*** Exercise material Section Begins ***
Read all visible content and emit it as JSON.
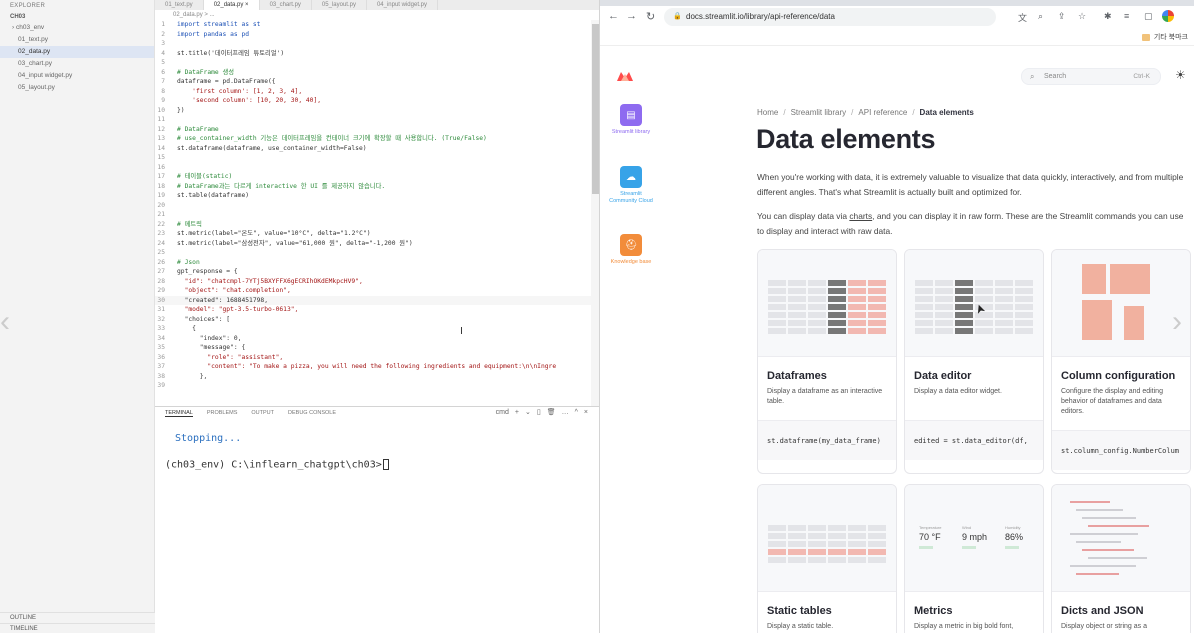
{
  "vscode": {
    "explorer": {
      "title": "EXPLORER",
      "folder": "CH03",
      "items": [
        {
          "label": "ch03_env",
          "sub": false,
          "active": false
        },
        {
          "label": "01_text.py",
          "sub": true,
          "active": false
        },
        {
          "label": "02_data.py",
          "sub": true,
          "active": true
        },
        {
          "label": "03_chart.py",
          "sub": true,
          "active": false
        },
        {
          "label": "04_input widget.py",
          "sub": true,
          "active": false
        },
        {
          "label": "05_layout.py",
          "sub": true,
          "active": false
        }
      ],
      "outline": "OUTLINE",
      "timeline": "TIMELINE"
    },
    "tabs": [
      "01_text.py",
      "02_data.py  ×",
      "03_chart.py",
      "05_layout.py",
      "04_input widget.py"
    ],
    "breadcrumb": "02_data.py > ...",
    "code_lines": [
      {
        "n": "1",
        "t": "import streamlit as st",
        "k": "kw"
      },
      {
        "n": "2",
        "t": "import pandas as pd",
        "k": "kw"
      },
      {
        "n": "3",
        "t": "",
        "k": ""
      },
      {
        "n": "4",
        "t": "st.title('데이터프레임 튜토리얼')",
        "k": ""
      },
      {
        "n": "5",
        "t": "",
        "k": ""
      },
      {
        "n": "6",
        "t": "# DataFrame 생성",
        "k": "cm"
      },
      {
        "n": "7",
        "t": "dataframe = pd.DataFrame({",
        "k": ""
      },
      {
        "n": "8",
        "t": "    'first column': [1, 2, 3, 4],",
        "k": "st"
      },
      {
        "n": "9",
        "t": "    'second column': [10, 20, 30, 40],",
        "k": "st"
      },
      {
        "n": "10",
        "t": "})",
        "k": ""
      },
      {
        "n": "11",
        "t": "",
        "k": ""
      },
      {
        "n": "12",
        "t": "# DataFrame",
        "k": "cm"
      },
      {
        "n": "13",
        "t": "# use_container_width 기능은 데이터프레임을 컨테이너 크기에 확장할 때 사용합니다. (True/False)",
        "k": "cm"
      },
      {
        "n": "14",
        "t": "st.dataframe(dataframe, use_container_width=False)",
        "k": ""
      },
      {
        "n": "15",
        "t": "",
        "k": ""
      },
      {
        "n": "16",
        "t": "",
        "k": ""
      },
      {
        "n": "17",
        "t": "# 테이블(static)",
        "k": "cm"
      },
      {
        "n": "18",
        "t": "# DataFrame과는 다르게 interactive 한 UI 를 제공하지 않습니다.",
        "k": "cm"
      },
      {
        "n": "19",
        "t": "st.table(dataframe)",
        "k": ""
      },
      {
        "n": "20",
        "t": "",
        "k": ""
      },
      {
        "n": "21",
        "t": "",
        "k": ""
      },
      {
        "n": "22",
        "t": "# 메트릭",
        "k": "cm"
      },
      {
        "n": "23",
        "t": "st.metric(label=\"온도\", value=\"10°C\", delta=\"1.2°C\")",
        "k": ""
      },
      {
        "n": "24",
        "t": "st.metric(label=\"삼성전자\", value=\"61,000 원\", delta=\"-1,200 원\")",
        "k": ""
      },
      {
        "n": "25",
        "t": "",
        "k": ""
      },
      {
        "n": "26",
        "t": "# Json",
        "k": "cm"
      },
      {
        "n": "27",
        "t": "gpt_response = {",
        "k": ""
      },
      {
        "n": "28",
        "t": "  \"id\": \"chatcmpl-7YTj5BXYFFX6gECRIhOKdEMkpcHV9\",",
        "k": "st"
      },
      {
        "n": "29",
        "t": "  \"object\": \"chat.completion\",",
        "k": "st"
      },
      {
        "n": "30",
        "t": "  \"created\": 1688451798,",
        "k": ""
      },
      {
        "n": "31",
        "t": "  \"model\": \"gpt-3.5-turbo-0613\",",
        "k": "st"
      },
      {
        "n": "32",
        "t": "  \"choices\": [",
        "k": ""
      },
      {
        "n": "33",
        "t": "    {",
        "k": ""
      },
      {
        "n": "34",
        "t": "      \"index\": 0,",
        "k": ""
      },
      {
        "n": "35",
        "t": "      \"message\": {",
        "k": ""
      },
      {
        "n": "36",
        "t": "        \"role\": \"assistant\",",
        "k": "st"
      },
      {
        "n": "37",
        "t": "        \"content\": \"To make a pizza, you will need the following ingredients and equipment:\\n\\nIngre",
        "k": "st"
      },
      {
        "n": "38",
        "t": "      },",
        "k": ""
      },
      {
        "n": "39",
        "t": "",
        "k": ""
      }
    ],
    "cursor_glyph": "I",
    "panel": {
      "tabs": [
        "TERMINAL",
        "PROBLEMS",
        "OUTPUT",
        "DEBUG CONSOLE"
      ],
      "shell_label": "cmd",
      "tools": [
        "+",
        "⌄",
        "▯",
        "🗑",
        "…",
        "^",
        "×"
      ],
      "stopping": "Stopping...",
      "prompt": "(ch03_env) C:\\inflearn_chatgpt\\ch03>"
    }
  },
  "browser": {
    "url": "docs.streamlit.io/library/api-reference/data",
    "nav": {
      "back": "←",
      "forward": "→",
      "reload": "↻"
    },
    "toolbar_icons": [
      "文",
      "⌕",
      "⇪",
      "☆",
      "✱",
      "≡",
      "▢"
    ],
    "bookmark": "기타 북마크",
    "sidebar": [
      {
        "label": "Streamlit library",
        "color": "#8e6bf0",
        "icon": "▤"
      },
      {
        "label": "Streamlit Community Cloud",
        "color": "#37a3e8",
        "icon": "☁"
      },
      {
        "label": "Knowledge base",
        "color": "#f28c3a",
        "icon": "⛑"
      }
    ],
    "search": {
      "placeholder": "Search",
      "shortcut": "Ctrl-K"
    },
    "crumbs": [
      "Home",
      "Streamlit library",
      "API reference",
      "Data elements"
    ],
    "title": "Data elements",
    "intro": "When you're working with data, it is extremely valuable to visualize that data quickly, interactively, and from multiple different angles. That's what Streamlit is actually built and optimized for.",
    "intro2_pre": "You can display data via ",
    "intro2_link": "charts",
    "intro2_post": ", and you can display it in raw form. These are the Streamlit commands you can use to display and interact with raw data.",
    "cards": [
      {
        "title": "Dataframes",
        "desc": "Display a dataframe as an interactive table.",
        "code": "st.dataframe(my_data_frame)"
      },
      {
        "title": "Data editor",
        "desc": "Display a data editor widget.",
        "code": "edited = st.data_editor(df,"
      },
      {
        "title": "Column configuration",
        "desc": "Configure the display and editing behavior of dataframes and data editors.",
        "code": "st.column_config.NumberColum"
      },
      {
        "title": "Static tables",
        "desc": "Display a static table.",
        "code": ""
      },
      {
        "title": "Metrics",
        "desc": "Display a metric in big bold font,",
        "code": ""
      },
      {
        "title": "Dicts and JSON",
        "desc": "Display object or string as a",
        "code": ""
      }
    ],
    "metrics_preview": [
      {
        "label": "Temperature",
        "value": "70 °F"
      },
      {
        "label": "Wind",
        "value": "9 mph"
      },
      {
        "label": "Humidity",
        "value": "86%"
      }
    ]
  }
}
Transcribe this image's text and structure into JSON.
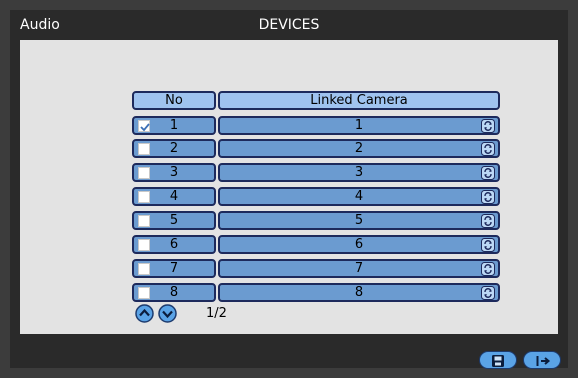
{
  "header": {
    "tab_title": "Audio",
    "page_title": "DEVICES"
  },
  "table": {
    "columns": [
      "No",
      "Linked Camera"
    ],
    "rows": [
      {
        "no": "1",
        "camera": "1",
        "checked": true
      },
      {
        "no": "2",
        "camera": "2",
        "checked": false
      },
      {
        "no": "3",
        "camera": "3",
        "checked": false
      },
      {
        "no": "4",
        "camera": "4",
        "checked": false
      },
      {
        "no": "5",
        "camera": "5",
        "checked": false
      },
      {
        "no": "6",
        "camera": "6",
        "checked": false
      },
      {
        "no": "7",
        "camera": "7",
        "checked": false
      },
      {
        "no": "8",
        "camera": "8",
        "checked": false
      }
    ]
  },
  "pager": {
    "indicator": "1/2",
    "up_icon": "arrow-up-circle-icon",
    "down_icon": "arrow-down-circle-icon"
  },
  "footer": {
    "save_icon": "save-icon",
    "exit_icon": "exit-icon"
  },
  "colors": {
    "row_fill": "#6b9bd0",
    "header_fill": "#9fc3ef",
    "button_fill": "#5aa3e6",
    "panel": "#e3e3e3"
  }
}
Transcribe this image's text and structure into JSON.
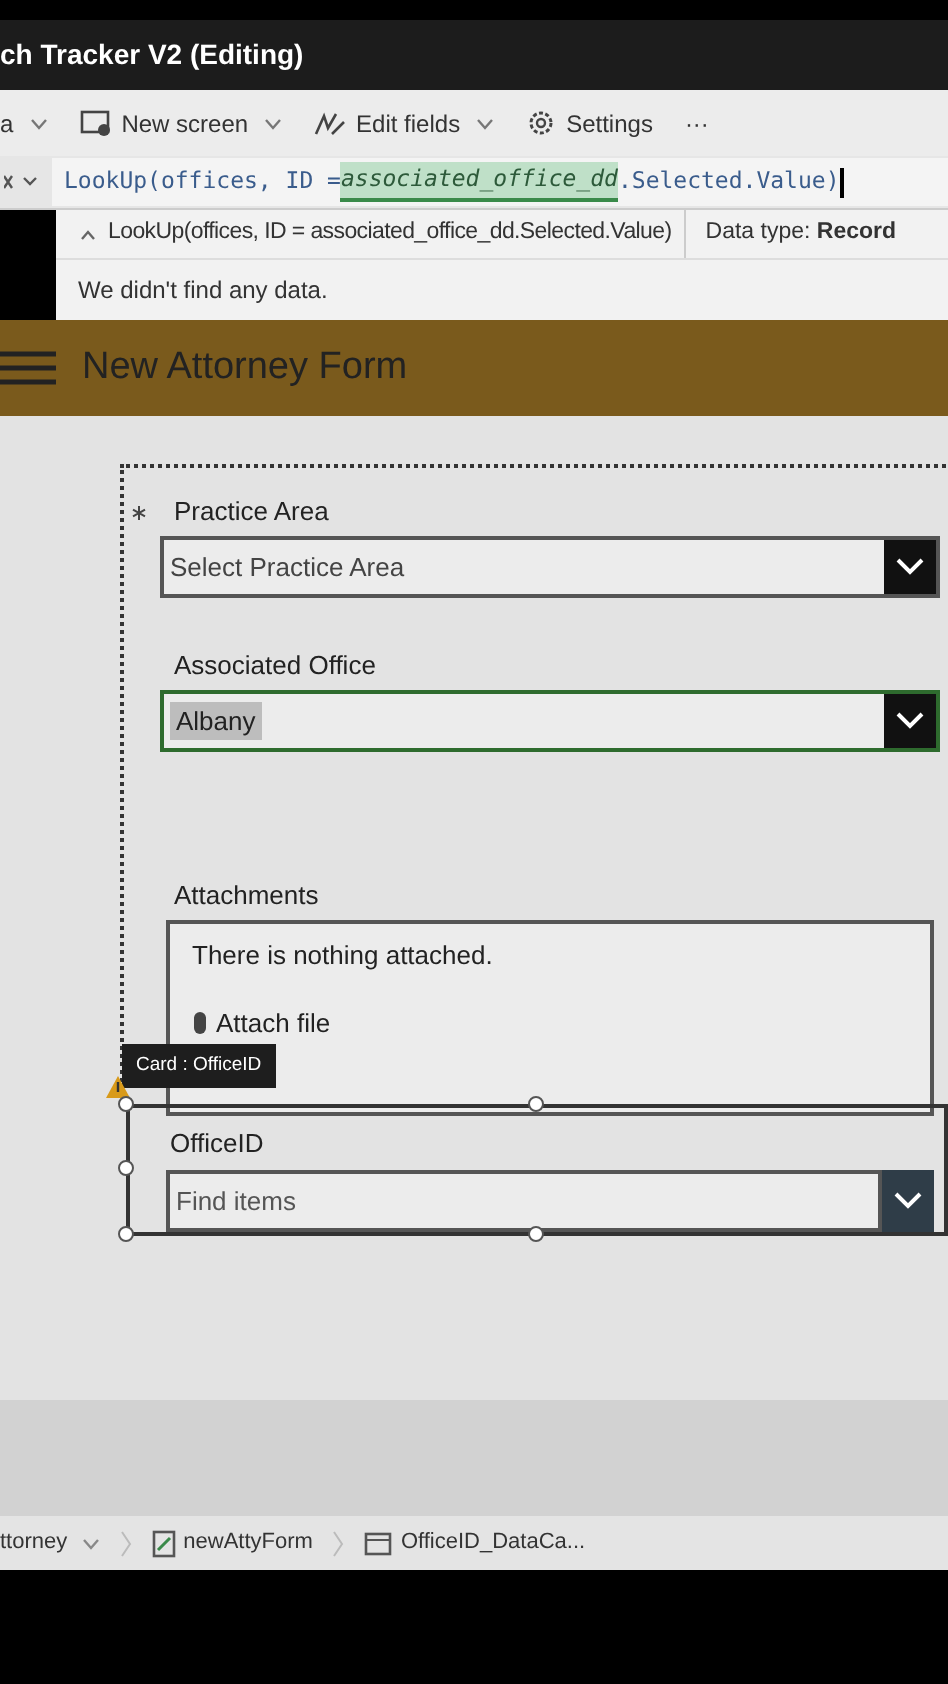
{
  "window": {
    "title": "ch Tracker V2 (Editing)"
  },
  "toolbar": [
    {
      "kind": "menu",
      "label": "a",
      "dropdown": true
    },
    {
      "kind": "new_screen",
      "label": "New screen",
      "dropdown": true
    },
    {
      "kind": "edit_fields",
      "label": "Edit fields",
      "dropdown": true
    },
    {
      "kind": "settings",
      "label": "Settings",
      "dropdown": false
    },
    {
      "kind": "more",
      "label": "···",
      "dropdown": false
    }
  ],
  "formula_bar": {
    "parts": [
      {
        "text": "LookUp(offices, ID = ",
        "highlighted": false
      },
      {
        "text": "associated_office_dd",
        "highlighted": true
      },
      {
        "text": ".Selected.Value)",
        "highlighted": false
      }
    ]
  },
  "formula_preview": {
    "expression": "LookUp(offices, ID = associated_office_dd.Selected.Value)",
    "data_type": "Data type: **Record**",
    "message": "We didn't find any data."
  },
  "header": {
    "title": "New Attorney Form"
  },
  "form": {
    "fields": [
      {
        "kind": "dropdown",
        "label": "Practice Area",
        "required": true,
        "placeholder": "Select Practice Area",
        "focused": false
      },
      {
        "kind": "dropdown",
        "label": "Associated Office",
        "required": false,
        "value": "Albany",
        "focused": true
      },
      {
        "kind": "attachments",
        "label": "Attachments",
        "required": false,
        "empty_message": "There is nothing attached.",
        "action": "Attach file"
      }
    ]
  },
  "selected_card": {
    "tooltip": "Card : OfficeID",
    "warning": true,
    "label": "OfficeID",
    "placeholder": "Find items"
  },
  "breadcrumb": [
    {
      "kind": "screen",
      "label": "ttorney",
      "dropdown": true
    },
    {
      "kind": "form",
      "label": "newAttyForm",
      "dropdown": false
    },
    {
      "kind": "card",
      "label": "OfficeID_DataCa...",
      "dropdown": false
    }
  ]
}
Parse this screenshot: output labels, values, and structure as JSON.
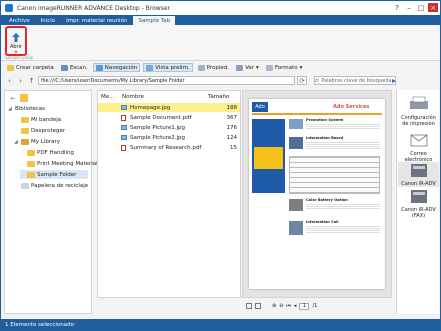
{
  "window": {
    "title": "Canon imageRUNNER ADVANCE Desktop - Browser"
  },
  "ribbon": {
    "tabs": [
      "Archivo",
      "Inicio",
      "Impr. material reunión",
      "Sample Tab"
    ],
    "open_label": "Abrir",
    "group_label": "Sample Group"
  },
  "toolbar": {
    "create_folder": "Crear carpeta",
    "scan": "Escan.",
    "navigation": "Navegación",
    "view_preview": "Vista prelim.",
    "properties": "Propied.",
    "view": "Ver",
    "format": "Formato"
  },
  "address": {
    "path": "file:///C:/Users/user/Documents/My Library/Sample Folder",
    "search_placeholder": "Palabras clave de búsqueda"
  },
  "tree": {
    "root": "Bibliotecas",
    "items": [
      "Mi bandeja",
      "Desproteger",
      "My Library",
      "PDF Handling",
      "Print Meeting Materials",
      "Sample Folder",
      "Papelera de reciclaje"
    ]
  },
  "files": {
    "columns": {
      "mark": "Me...",
      "name": "Nombre",
      "size": "Tamaño"
    },
    "rows": [
      {
        "name": "Homepage.jpg",
        "size": "188",
        "type": "img"
      },
      {
        "name": "Sample Document.pdf",
        "size": "367",
        "type": "pdf"
      },
      {
        "name": "Sample Picture1.jpg",
        "size": "176",
        "type": "img"
      },
      {
        "name": "Sample Picture2.jpg",
        "size": "124",
        "type": "img"
      },
      {
        "name": "Summary of Research.pdf",
        "size": "15",
        "type": "pdf"
      }
    ]
  },
  "preview": {
    "doc_heading": "Ado Services",
    "sections": [
      "Promotion System",
      "Information Board",
      "Color Battery Option",
      "Information Call"
    ],
    "page_number": "1",
    "page_total": "/1"
  },
  "right_panel": {
    "items": [
      "Configuración de impresión",
      "Correo electrónico",
      "Canon iR-ADV",
      "Canon iR-ADV (FAX)"
    ]
  },
  "status": {
    "text": "1 Elemento seleccionado"
  },
  "colors": {
    "accent": "#1f5f9d",
    "highlight": "#e0252b",
    "selected_row": "#fbf08a"
  }
}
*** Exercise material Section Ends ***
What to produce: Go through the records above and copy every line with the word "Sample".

Response for this exercise:
      "Sample Tab"
    "group_label": "Sample Group"
    "path": "file:///C:/Users/user/Documents/My Library/Sample Folder",
      "Sample Folder",
        "name": "Sample Document.pdf",
        "name": "Sample Picture1.jpg",
        "name": "Sample Picture2.jpg",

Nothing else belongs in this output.